**Work order**
Go through the entries below. Copy each line in which "XLSX" appears.

(Available data Opens)

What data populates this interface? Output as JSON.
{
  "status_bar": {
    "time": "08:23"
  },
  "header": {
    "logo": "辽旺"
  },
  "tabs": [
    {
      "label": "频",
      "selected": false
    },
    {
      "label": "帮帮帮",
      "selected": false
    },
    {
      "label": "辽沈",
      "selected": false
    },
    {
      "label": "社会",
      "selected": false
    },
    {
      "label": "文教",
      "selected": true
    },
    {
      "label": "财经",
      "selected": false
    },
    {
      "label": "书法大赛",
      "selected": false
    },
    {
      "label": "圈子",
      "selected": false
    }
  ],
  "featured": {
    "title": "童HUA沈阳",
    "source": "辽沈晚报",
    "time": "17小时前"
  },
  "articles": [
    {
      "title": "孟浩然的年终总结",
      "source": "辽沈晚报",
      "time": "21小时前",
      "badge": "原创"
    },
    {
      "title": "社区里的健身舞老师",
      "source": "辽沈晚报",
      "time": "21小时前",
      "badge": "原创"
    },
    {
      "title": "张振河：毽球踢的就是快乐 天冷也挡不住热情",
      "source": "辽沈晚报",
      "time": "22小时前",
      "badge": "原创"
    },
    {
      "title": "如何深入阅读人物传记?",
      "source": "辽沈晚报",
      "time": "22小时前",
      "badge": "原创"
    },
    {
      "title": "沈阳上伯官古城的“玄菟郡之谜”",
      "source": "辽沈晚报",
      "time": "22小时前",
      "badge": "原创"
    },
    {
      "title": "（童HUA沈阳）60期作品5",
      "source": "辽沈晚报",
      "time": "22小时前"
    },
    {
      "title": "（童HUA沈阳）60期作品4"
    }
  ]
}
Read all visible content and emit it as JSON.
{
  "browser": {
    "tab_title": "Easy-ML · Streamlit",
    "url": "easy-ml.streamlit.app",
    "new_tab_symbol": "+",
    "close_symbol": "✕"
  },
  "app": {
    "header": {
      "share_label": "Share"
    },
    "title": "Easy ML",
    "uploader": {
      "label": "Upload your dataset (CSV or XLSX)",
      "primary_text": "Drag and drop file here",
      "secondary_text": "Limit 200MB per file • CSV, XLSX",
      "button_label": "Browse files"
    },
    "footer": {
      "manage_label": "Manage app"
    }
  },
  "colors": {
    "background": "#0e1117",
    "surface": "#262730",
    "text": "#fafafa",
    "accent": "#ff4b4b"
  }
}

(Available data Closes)

**Answer section**
      "label": "Upload your dataset (CSV or XLSX)",
      "secondary_text": "Limit 200MB per file • CSV, XLSX",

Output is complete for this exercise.